**ABOUT THIS TASK:**
Please return every line of the records that contains the word "Valor".

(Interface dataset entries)
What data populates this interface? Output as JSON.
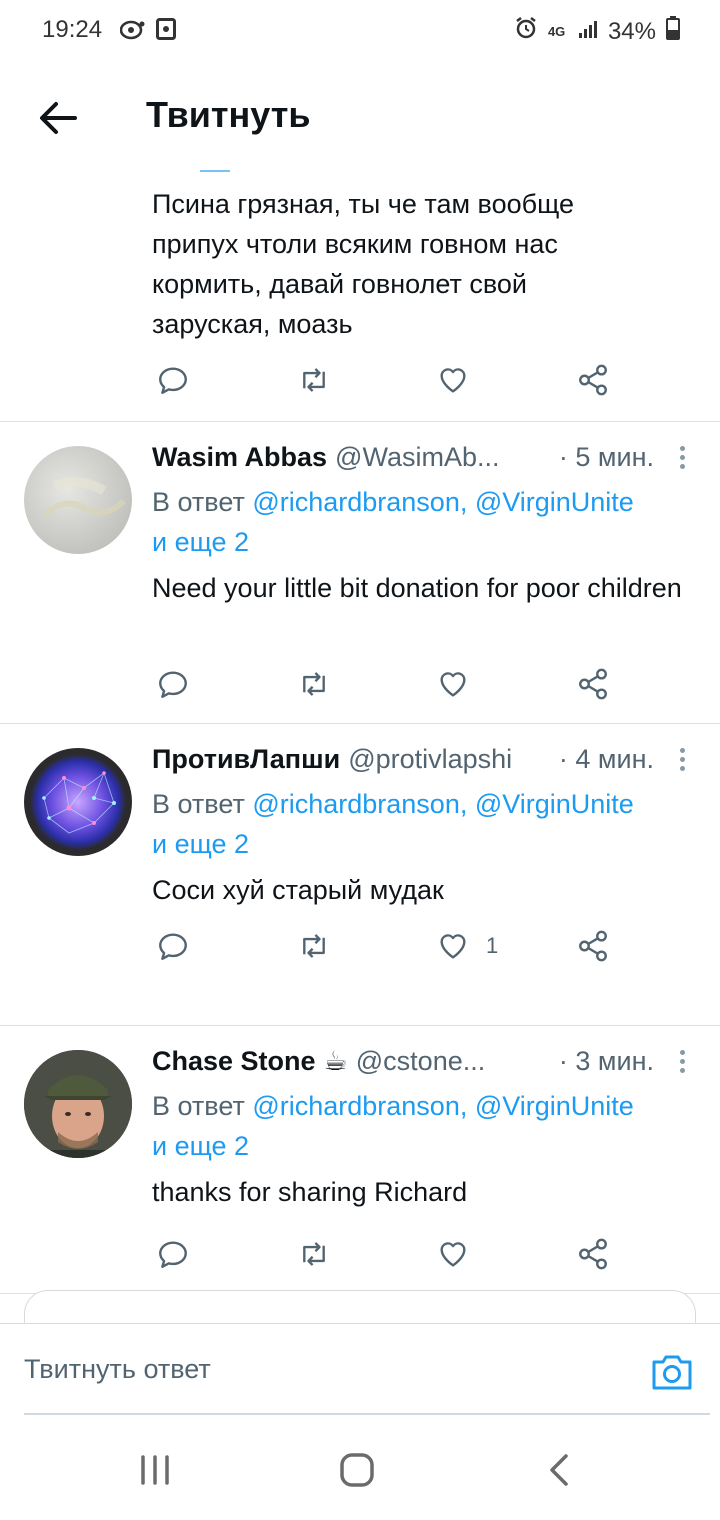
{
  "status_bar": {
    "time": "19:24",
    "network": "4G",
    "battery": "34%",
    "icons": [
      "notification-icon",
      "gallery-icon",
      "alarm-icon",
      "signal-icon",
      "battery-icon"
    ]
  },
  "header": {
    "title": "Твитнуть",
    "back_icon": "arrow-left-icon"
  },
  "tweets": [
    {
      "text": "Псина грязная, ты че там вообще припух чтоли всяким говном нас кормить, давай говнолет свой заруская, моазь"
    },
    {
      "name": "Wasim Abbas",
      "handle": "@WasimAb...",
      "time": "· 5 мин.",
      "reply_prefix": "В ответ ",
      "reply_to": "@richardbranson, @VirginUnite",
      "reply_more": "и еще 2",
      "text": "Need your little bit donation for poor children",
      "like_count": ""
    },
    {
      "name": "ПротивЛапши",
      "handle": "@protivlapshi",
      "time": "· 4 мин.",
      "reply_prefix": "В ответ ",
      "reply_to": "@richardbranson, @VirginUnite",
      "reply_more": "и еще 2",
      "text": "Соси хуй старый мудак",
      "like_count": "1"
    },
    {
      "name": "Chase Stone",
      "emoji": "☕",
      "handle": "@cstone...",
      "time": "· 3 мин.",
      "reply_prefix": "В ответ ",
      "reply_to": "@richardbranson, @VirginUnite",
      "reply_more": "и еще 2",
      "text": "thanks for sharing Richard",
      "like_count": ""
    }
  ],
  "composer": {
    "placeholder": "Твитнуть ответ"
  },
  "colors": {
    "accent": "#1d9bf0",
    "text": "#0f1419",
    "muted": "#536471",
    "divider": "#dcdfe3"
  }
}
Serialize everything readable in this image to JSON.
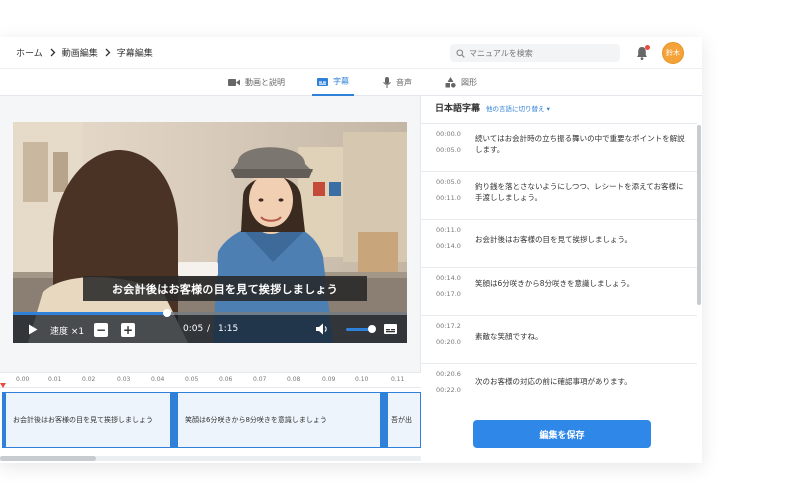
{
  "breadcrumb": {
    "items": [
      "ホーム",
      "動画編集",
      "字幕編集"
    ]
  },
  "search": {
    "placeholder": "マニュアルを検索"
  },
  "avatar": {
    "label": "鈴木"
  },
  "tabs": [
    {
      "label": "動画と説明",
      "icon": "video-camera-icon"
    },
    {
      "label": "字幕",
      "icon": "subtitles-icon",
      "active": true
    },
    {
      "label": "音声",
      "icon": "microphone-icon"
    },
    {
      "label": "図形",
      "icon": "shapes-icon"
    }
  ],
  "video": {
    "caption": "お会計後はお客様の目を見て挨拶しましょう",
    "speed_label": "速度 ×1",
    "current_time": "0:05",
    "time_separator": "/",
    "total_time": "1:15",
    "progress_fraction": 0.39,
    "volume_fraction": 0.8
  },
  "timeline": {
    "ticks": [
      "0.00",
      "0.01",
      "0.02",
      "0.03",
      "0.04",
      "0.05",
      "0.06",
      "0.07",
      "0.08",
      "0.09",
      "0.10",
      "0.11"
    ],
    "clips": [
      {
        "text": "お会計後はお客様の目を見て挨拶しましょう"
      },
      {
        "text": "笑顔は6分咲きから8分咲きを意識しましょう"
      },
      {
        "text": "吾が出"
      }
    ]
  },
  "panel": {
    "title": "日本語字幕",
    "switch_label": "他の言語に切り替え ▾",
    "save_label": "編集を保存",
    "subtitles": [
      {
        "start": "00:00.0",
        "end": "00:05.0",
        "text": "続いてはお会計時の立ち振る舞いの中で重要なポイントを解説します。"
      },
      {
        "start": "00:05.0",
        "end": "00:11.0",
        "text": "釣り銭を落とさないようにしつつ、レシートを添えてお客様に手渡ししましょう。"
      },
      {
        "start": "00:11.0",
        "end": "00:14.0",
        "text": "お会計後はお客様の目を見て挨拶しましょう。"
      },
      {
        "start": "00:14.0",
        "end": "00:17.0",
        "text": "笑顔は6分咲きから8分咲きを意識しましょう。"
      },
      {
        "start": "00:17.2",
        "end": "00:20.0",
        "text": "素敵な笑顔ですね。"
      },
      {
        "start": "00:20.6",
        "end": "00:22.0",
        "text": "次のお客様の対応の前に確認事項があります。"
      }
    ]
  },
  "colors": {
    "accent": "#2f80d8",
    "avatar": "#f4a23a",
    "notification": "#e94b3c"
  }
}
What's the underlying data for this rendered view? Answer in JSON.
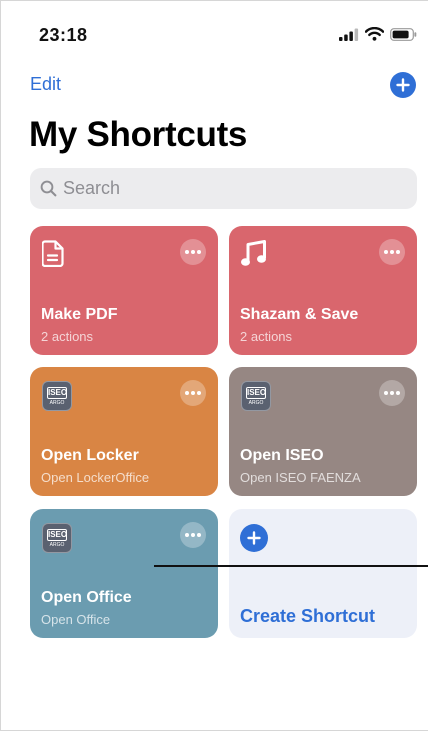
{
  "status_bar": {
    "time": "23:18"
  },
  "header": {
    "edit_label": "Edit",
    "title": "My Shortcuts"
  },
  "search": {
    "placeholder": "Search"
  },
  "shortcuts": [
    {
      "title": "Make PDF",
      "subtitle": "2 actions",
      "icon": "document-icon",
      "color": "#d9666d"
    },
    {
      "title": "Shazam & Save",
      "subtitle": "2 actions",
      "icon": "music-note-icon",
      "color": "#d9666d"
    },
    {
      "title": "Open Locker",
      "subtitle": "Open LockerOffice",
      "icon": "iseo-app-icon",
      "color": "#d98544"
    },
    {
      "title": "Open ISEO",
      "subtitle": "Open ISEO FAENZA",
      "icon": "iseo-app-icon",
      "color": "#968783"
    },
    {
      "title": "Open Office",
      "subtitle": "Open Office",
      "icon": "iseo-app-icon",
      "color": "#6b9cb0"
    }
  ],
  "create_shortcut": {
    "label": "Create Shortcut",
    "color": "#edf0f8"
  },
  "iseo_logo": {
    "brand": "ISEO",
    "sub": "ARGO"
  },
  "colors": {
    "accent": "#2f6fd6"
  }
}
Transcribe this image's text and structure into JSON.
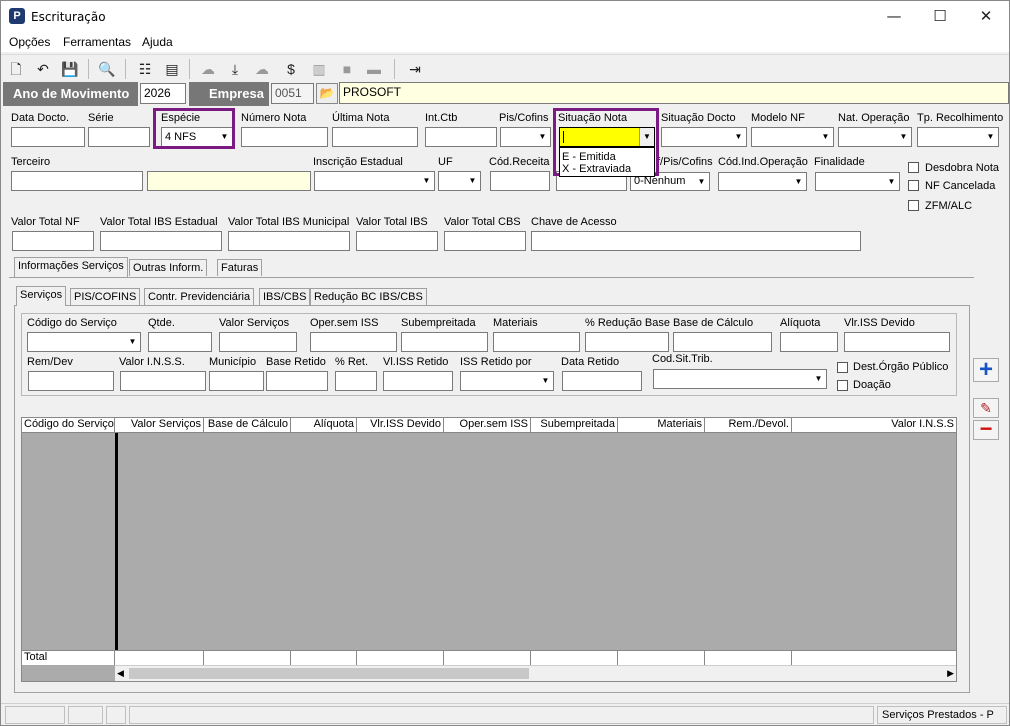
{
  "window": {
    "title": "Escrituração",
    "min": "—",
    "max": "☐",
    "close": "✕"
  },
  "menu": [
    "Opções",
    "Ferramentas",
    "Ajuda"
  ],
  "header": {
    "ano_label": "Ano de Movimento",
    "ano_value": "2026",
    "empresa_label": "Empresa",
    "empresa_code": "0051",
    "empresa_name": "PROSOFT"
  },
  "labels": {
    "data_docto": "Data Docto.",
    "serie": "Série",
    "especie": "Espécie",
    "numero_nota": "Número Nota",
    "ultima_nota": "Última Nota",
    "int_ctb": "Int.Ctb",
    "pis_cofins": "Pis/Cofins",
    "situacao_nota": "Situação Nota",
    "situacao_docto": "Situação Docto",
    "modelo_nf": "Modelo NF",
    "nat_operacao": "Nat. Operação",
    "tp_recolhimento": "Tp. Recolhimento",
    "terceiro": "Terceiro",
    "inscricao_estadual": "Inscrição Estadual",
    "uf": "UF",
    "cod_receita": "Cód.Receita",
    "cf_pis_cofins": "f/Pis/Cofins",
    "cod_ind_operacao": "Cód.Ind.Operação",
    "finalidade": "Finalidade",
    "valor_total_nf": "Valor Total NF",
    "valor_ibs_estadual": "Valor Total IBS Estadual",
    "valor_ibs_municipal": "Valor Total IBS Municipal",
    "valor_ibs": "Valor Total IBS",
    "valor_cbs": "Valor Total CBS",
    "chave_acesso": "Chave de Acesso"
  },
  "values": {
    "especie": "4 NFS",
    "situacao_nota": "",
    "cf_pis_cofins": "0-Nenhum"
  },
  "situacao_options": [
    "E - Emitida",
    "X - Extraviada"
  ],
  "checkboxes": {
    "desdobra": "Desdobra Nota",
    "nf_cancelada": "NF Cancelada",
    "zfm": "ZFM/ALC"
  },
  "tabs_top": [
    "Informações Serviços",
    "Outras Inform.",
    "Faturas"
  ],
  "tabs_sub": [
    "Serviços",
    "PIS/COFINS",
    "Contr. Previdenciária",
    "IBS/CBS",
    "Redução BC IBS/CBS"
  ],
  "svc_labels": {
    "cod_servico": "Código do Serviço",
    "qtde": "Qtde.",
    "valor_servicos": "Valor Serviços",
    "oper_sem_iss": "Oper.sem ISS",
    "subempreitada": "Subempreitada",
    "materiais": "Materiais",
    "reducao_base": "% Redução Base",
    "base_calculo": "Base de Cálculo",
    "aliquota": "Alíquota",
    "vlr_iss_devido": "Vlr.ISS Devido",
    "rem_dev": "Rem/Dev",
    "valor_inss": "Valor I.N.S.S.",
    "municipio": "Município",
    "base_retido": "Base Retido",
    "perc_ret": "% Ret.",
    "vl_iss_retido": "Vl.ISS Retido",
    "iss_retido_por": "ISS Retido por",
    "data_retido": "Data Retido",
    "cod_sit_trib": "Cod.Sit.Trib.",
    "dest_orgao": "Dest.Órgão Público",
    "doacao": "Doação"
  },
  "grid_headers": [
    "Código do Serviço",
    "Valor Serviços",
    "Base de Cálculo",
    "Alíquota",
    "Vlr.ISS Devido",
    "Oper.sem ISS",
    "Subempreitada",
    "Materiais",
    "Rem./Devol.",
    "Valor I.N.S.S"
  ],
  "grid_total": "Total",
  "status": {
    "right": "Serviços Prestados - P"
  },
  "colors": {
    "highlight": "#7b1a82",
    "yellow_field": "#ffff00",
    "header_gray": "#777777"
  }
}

**TASK OUTPUT:**
    "valor_total_nf": "Valor Total NF",
    "valor_ibs_estadual": "Valor Total IBS Estadual",
    "valor_ibs_municipal": "Valor Total IBS Municipal",
    "valor_ibs": "Valor Total IBS",
    "valor_cbs": "Valor Total CBS",
    "valor_servicos": "Valor Serviços",
    "valor_inss": "Valor I.N.S.S.",
    "Valor Serviços",
    "Valor I.N.S.S"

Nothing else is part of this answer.